"Economic recovery has often been a myth when it comes to jobs, but it doesn’t have to be that way," said World Bank Vice President for Latin America and the Caribbean Carlos Felipe Jaramillo in a press release on Thursday.
"The right policies can help limit the impact crises have on employment and foster the creation of more jobs in recoveries," he stated.
On average, after three years, major crisis cause a net loss of 1.5 million jobs, with a 3% contraction of formal work and an expansion of the informal.
The current crisis could be even worse and cause a contraction in formal employment of up to 4%.
Low skilled workers tend to suffer the most, exacerbating persistent inequities in the region.
For them, the scars of the crises can remain for up to a decade, with loss of income and greater vulnerability.
"We need to seize the opportunity to build back better," said Joana Silva, World Bank Senior Economist and the lead author of the report.
"We should strengthen our labor markets so they are able to cope with and quickly reverse the impacts of future shocks," she stated.
The key initial step is to put strong, prudent macroeconomic frameworks and automatic stabilizers in place to shield labor markets from potential crises.
Sound fiscal and monetary policies can preserve macroeconomic stability and avert system-wide financial strain in the face of a shock.
Fiscal reforms, including less distortive taxation, more efficient public spending, financially sustainable pension programs and clear fiscal rules are the first line of defense against crises.
Countercyclical income support programs, such as unemployment insurance and other transfers to households during downturns, limit the damage caused by contractions and help economies recover.
But stronger macroeconomic stabilizers and reforms to social protection and labor systems are not enough. Jump-starting job recovery by supporting vigorous job creation is also needed.
This effort will require tackling structural issues. Competition policies, regional policies and labor regulations are key areas.

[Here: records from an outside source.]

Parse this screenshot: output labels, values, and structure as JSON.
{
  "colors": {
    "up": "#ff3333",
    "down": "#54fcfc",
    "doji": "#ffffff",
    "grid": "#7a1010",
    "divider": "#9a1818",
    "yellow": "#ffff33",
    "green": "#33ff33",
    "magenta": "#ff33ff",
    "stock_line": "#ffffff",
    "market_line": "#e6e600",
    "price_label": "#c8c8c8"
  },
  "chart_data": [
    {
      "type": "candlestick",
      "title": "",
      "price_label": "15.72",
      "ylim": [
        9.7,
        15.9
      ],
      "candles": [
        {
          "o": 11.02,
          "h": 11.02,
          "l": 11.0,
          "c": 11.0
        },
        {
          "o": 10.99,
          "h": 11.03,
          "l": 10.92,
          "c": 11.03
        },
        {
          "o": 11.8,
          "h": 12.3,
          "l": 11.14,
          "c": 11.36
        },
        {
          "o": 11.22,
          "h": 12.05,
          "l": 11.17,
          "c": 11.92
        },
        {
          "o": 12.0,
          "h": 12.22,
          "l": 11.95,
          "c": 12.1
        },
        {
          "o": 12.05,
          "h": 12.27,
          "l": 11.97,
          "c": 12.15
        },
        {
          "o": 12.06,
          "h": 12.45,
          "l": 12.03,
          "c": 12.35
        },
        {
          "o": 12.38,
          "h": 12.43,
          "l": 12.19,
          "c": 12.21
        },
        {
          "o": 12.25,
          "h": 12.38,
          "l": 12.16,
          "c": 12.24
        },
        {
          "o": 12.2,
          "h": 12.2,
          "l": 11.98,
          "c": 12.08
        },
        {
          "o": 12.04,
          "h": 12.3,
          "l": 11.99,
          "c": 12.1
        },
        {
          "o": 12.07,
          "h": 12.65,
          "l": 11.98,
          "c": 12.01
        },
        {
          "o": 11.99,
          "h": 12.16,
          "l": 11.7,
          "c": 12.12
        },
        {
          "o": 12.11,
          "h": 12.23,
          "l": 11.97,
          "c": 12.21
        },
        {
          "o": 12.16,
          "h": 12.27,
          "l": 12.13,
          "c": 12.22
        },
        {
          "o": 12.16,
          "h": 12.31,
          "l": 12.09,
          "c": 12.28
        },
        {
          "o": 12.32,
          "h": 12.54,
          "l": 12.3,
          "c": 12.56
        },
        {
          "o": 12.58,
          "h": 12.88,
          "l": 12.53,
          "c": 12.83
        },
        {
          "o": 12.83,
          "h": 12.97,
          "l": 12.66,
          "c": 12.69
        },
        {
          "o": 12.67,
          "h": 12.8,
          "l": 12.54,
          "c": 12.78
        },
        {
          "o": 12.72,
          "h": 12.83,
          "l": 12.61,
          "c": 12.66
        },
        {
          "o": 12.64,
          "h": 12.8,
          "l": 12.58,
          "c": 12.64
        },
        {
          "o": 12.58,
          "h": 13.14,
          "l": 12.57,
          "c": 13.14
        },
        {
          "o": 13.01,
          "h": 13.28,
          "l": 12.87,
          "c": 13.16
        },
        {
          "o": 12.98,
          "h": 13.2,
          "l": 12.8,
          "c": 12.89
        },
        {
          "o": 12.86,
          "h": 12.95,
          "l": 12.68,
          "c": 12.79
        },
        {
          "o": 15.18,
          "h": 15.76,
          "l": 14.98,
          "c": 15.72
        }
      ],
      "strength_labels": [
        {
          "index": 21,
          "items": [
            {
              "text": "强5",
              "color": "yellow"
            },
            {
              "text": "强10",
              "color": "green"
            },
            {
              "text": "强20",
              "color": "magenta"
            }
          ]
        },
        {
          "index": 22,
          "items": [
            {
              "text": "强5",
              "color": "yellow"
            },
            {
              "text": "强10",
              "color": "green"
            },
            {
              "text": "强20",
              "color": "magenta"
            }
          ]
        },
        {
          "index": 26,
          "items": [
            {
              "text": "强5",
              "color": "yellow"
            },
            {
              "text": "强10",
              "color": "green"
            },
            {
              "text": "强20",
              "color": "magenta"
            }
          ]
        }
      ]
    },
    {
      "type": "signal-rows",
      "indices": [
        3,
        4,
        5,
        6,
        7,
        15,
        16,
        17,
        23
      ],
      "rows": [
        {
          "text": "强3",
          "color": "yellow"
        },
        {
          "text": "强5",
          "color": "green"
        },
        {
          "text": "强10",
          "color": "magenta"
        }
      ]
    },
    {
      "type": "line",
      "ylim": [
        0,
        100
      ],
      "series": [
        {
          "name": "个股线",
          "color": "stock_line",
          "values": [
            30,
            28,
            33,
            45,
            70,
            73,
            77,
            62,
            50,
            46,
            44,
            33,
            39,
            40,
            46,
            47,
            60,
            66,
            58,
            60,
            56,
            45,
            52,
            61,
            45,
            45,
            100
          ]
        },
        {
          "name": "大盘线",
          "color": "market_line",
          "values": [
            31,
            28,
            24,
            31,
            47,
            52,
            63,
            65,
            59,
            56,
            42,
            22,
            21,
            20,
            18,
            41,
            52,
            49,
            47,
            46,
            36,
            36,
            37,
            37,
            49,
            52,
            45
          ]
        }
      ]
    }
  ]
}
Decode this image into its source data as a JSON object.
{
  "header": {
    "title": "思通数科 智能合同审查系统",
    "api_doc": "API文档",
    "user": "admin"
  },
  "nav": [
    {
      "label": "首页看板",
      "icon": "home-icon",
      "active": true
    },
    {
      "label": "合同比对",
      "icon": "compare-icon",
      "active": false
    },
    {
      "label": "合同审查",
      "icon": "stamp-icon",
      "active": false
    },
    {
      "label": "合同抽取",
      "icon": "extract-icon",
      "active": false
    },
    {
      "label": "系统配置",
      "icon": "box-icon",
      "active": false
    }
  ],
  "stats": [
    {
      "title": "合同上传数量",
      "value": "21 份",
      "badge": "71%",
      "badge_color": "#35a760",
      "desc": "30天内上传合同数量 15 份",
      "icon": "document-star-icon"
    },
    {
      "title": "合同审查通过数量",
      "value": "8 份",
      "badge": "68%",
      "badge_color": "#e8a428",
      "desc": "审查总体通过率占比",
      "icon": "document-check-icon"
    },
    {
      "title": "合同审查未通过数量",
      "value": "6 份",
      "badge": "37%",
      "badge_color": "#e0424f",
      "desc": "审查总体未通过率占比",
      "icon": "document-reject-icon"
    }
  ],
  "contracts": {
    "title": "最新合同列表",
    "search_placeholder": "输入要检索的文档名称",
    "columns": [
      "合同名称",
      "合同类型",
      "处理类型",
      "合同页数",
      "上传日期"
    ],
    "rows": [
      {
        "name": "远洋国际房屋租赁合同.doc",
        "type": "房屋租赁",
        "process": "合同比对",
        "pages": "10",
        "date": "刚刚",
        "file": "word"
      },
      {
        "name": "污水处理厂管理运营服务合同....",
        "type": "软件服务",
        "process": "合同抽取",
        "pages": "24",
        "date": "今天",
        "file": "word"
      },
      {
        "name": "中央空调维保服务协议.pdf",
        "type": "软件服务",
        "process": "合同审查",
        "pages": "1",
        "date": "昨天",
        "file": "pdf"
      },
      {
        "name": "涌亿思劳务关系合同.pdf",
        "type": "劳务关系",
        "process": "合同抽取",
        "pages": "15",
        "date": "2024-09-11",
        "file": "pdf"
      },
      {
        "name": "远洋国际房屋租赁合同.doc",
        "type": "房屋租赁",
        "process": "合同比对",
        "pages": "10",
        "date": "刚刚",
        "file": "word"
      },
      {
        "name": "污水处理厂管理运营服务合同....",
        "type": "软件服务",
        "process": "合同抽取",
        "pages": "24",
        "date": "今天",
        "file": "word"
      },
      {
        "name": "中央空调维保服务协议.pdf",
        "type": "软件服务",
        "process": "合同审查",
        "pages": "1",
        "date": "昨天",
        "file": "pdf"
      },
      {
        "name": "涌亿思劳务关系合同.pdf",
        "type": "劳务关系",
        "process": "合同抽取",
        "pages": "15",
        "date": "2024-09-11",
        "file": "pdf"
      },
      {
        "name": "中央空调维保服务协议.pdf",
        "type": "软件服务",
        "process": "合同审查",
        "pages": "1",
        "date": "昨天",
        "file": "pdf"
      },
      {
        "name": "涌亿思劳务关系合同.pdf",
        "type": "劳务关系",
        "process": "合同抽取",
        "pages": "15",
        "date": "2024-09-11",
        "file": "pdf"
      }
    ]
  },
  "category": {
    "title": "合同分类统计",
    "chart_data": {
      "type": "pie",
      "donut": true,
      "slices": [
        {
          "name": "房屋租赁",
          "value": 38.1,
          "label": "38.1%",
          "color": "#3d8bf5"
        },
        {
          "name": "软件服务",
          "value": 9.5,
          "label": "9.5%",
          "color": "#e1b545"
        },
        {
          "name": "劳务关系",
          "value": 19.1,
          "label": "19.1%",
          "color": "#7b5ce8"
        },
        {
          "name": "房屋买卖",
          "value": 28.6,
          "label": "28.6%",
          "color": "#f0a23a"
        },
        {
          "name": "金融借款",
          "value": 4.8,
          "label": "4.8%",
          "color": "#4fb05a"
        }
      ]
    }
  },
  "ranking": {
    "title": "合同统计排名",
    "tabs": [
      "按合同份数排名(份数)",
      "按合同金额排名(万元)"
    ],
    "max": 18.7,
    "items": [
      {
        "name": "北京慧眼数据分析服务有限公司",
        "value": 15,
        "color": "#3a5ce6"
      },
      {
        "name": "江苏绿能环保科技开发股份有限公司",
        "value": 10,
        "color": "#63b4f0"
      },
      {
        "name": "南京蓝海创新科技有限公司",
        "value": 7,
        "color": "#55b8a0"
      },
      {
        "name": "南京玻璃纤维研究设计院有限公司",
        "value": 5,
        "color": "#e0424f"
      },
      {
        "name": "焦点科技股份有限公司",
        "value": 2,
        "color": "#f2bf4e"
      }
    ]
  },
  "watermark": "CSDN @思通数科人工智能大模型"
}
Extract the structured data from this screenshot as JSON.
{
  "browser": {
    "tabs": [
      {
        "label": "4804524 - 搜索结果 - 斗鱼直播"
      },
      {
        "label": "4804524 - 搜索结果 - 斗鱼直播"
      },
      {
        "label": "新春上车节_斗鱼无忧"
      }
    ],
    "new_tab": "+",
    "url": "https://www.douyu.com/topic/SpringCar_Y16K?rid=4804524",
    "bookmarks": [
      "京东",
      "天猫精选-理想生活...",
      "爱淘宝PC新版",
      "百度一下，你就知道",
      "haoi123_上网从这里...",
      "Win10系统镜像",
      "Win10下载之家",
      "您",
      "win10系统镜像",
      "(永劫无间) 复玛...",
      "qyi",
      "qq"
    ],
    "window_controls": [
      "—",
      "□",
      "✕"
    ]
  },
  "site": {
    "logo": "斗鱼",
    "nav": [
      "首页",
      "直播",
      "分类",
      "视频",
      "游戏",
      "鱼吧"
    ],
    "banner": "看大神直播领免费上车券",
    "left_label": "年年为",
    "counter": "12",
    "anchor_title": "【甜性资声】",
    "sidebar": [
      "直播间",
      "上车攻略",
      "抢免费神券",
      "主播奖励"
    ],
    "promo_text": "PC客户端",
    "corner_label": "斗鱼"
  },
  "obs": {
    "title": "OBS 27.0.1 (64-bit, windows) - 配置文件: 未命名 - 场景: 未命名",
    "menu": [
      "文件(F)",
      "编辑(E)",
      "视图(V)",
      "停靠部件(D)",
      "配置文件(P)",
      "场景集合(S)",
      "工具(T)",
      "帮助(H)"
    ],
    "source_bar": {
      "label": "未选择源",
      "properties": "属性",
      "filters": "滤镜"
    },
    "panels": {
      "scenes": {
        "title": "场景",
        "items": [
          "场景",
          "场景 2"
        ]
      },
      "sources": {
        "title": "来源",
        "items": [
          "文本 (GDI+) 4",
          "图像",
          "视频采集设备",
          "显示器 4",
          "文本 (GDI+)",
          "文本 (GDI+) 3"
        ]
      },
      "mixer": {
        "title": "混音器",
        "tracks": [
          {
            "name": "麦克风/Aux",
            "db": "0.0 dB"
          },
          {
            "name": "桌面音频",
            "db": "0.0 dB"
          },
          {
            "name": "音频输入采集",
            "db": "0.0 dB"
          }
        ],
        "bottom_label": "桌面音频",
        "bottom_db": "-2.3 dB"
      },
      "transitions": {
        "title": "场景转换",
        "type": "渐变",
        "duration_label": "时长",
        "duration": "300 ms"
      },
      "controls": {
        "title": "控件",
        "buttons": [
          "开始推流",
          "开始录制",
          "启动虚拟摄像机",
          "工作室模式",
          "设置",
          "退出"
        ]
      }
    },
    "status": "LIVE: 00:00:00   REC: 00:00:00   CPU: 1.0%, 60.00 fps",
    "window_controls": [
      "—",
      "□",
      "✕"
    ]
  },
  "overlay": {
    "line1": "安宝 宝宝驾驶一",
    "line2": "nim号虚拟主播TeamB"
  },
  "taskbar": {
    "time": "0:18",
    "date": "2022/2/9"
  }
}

If countries don’t address these fundamental issues, recoveries will remain characterized by sluggish job creation.